(Data section Opens)

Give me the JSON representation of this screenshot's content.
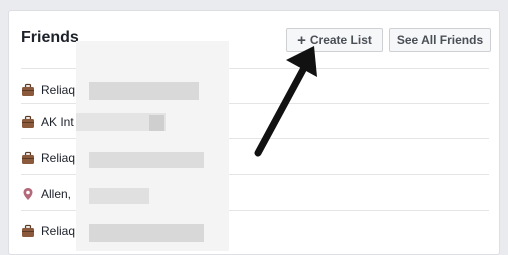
{
  "header": {
    "title": "Friends",
    "create_list_label": "Create List",
    "see_all_label": "See All Friends"
  },
  "friends": [
    {
      "name": "Reliaq",
      "icon": "briefcase-icon"
    },
    {
      "name": "AK Int",
      "icon": "briefcase-icon"
    },
    {
      "name": "Reliaq",
      "icon": "briefcase-icon"
    },
    {
      "name": "Allen,",
      "icon": "location-pin-icon"
    },
    {
      "name": "Reliaq",
      "icon": "briefcase-icon"
    }
  ],
  "colors": {
    "background": "#e9ebee",
    "panel": "#ffffff",
    "button_bg": "#f6f7f9",
    "briefcase": "#8b5a3c",
    "pin": "#b3697a"
  }
}
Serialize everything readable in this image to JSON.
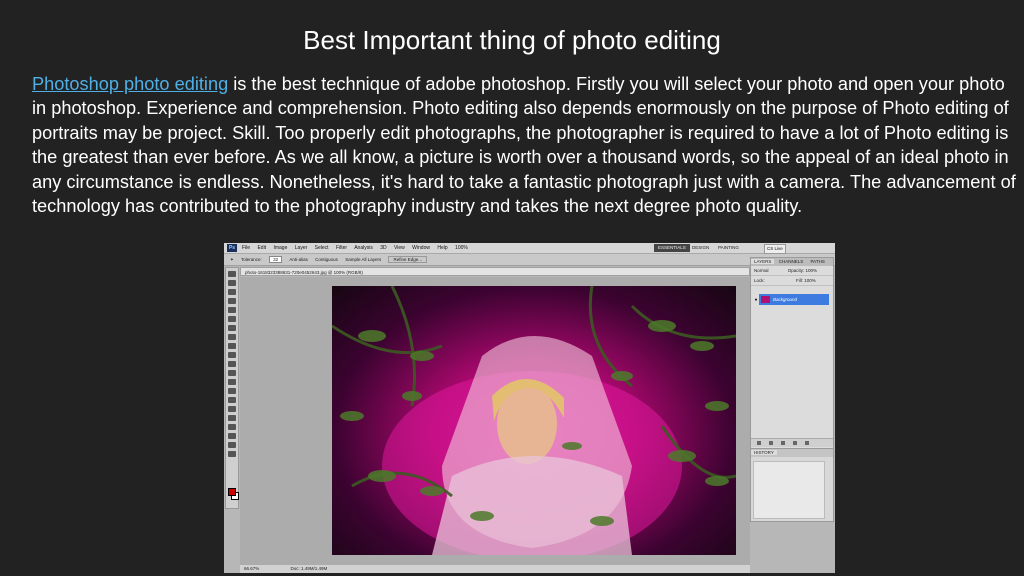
{
  "slide": {
    "title": "Best Important thing of photo editing",
    "link_text": "Photoshop photo editing",
    "body_text": " is the best technique of adobe photoshop. Firstly you will select your photo and open your photo in photoshop. Experience and comprehension. Photo editing also depends enormously on the purpose of Photo editing of portraits may be project. Skill. Too properly edit photographs, the photographer is required to have a lot of Photo editing is the greatest than ever before. As we all know, a picture is worth over a thousand words, so the appeal of an ideal photo in any circumstance is endless. Nonetheless, it's hard to take a fantastic photograph just with a camera. The advancement of technology has contributed to the photography industry and takes the next degree photo quality."
  },
  "colors": {
    "background": "#222222",
    "text": "#ffffff",
    "link": "#4fb0e6",
    "photo_backdrop": "#d1148f"
  },
  "photoshop": {
    "app_badge": "Ps",
    "menus": [
      "File",
      "Edit",
      "Image",
      "Layer",
      "Select",
      "Filter",
      "Analysis",
      "3D",
      "View",
      "Window",
      "Help"
    ],
    "zoom": "100%",
    "workspaces": [
      "ESSENTIALS",
      "DESIGN",
      "PAINTING"
    ],
    "cs_live": "CS Live",
    "options": {
      "tolerance_label": "Tolerance:",
      "tolerance_value": "32",
      "anti_alias": "Anti-alias",
      "contiguous": "Contiguous",
      "sample_all": "Sample All Layers",
      "refine": "Refine Edge..."
    },
    "document_tab": "photo-1618323388631-720e0452643.jpg @ 100% (RGB/8)",
    "status_zoom": "66.67%",
    "status_doc": "Doc: 1.49M/1.49M",
    "panel": {
      "tabs": [
        "LAYERS",
        "CHANNELS",
        "PATHS"
      ],
      "blend_mode": "Normal",
      "opacity": "Opacity: 100%",
      "lock": "Lock:",
      "fill": "Fill: 100%",
      "layer_name": "Background",
      "history_tab": "HISTORY"
    },
    "icons": [
      "magic-wand-icon",
      "eye-icon",
      "lock-icon"
    ]
  }
}
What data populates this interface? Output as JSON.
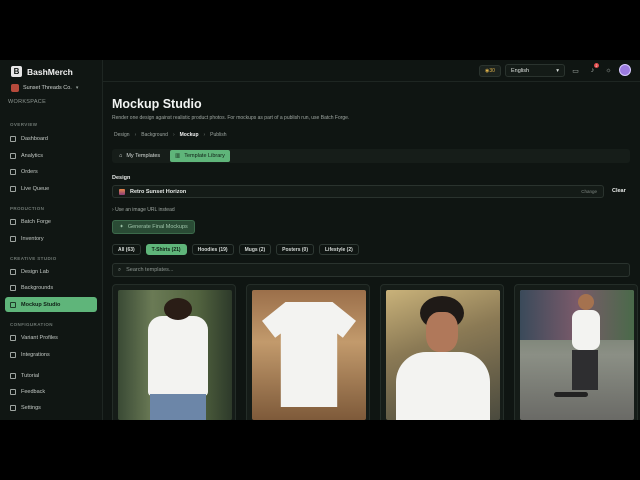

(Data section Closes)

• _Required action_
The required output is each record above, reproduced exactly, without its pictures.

• _Result_
Give me the JSON representation of this screenshot's content.
{
  "header": {
    "title": "Friends",
    "create_list_label": "Create List",
    "see_all_label": "See All Friends"
  },
  "friends": [
    {
      "name": "Reliaq",
      "icon": "briefcase-icon"
    },
    {
      "name": "AK Int",
      "icon": "briefcase-icon"
    },
    {
      "name": "Reliaq",
      "icon": "briefcase-icon"
    },
    {
      "name": "Allen,",
      "icon": "location-pin-icon"
    },
    {
      "name": "Reliaq",
      "icon": "briefcase-icon"
    }
  ],
  "colors": {
    "background": "#e9ebee",
    "panel": "#ffffff",
    "button_bg": "#f6f7f9",
    "briefcase": "#8b5a3c",
    "pin": "#b3697a"
  }
}
Serialize everything readable in this image to JSON.
{
  "slide": {
    "title": "Best Important thing of photo editing",
    "link_text": "Photoshop photo editing",
    "body_text": " is the best technique of adobe photoshop. Firstly you will select your photo and open your photo in photoshop. Experience and comprehension. Photo editing also depends enormously on the purpose of Photo editing of portraits may be project. Skill. Too properly edit photographs, the photographer is required to have a lot of Photo editing is the greatest than ever before. As we all know, a picture is worth over a thousand words, so the appeal of an ideal photo in any circumstance is endless. Nonetheless, it's hard to take a fantastic photograph just with a camera. The advancement of technology has contributed to the photography industry and takes the next degree photo quality."
  },
  "colors": {
    "background": "#222222",
    "text": "#ffffff",
    "link": "#4fb0e6",
    "photo_backdrop": "#d1148f"
  },
  "photoshop": {
    "app_badge": "Ps",
    "menus": [
      "File",
      "Edit",
      "Image",
      "Layer",
      "Select",
      "Filter",
      "Analysis",
      "3D",
      "View",
      "Window",
      "Help"
    ],
    "zoom": "100%",
    "workspaces": [
      "ESSENTIALS",
      "DESIGN",
      "PAINTING"
    ],
    "cs_live": "CS Live",
    "options": {
      "tolerance_label": "Tolerance:",
      "tolerance_value": "32",
      "anti_alias": "Anti-alias",
      "contiguous": "Contiguous",
      "sample_all": "Sample All Layers",
      "refine": "Refine Edge..."
    },
    "document_tab": "photo-1618323388631-720e0452643.jpg @ 100% (RGB/8)",
    "status_zoom": "66.67%",
    "status_doc": "Doc: 1.49M/1.49M",
    "panel": {
      "tabs": [
        "LAYERS",
        "CHANNELS",
        "PATHS"
      ],
      "blend_mode": "Normal",
      "opacity": "Opacity: 100%",
      "lock": "Lock:",
      "fill": "Fill: 100%",
      "layer_name": "Background",
      "history_tab": "HISTORY"
    },
    "icons": [
      "magic-wand-icon",
      "eye-icon",
      "lock-icon"
    ]
  }
}
What data populates this interface? Output as JSON.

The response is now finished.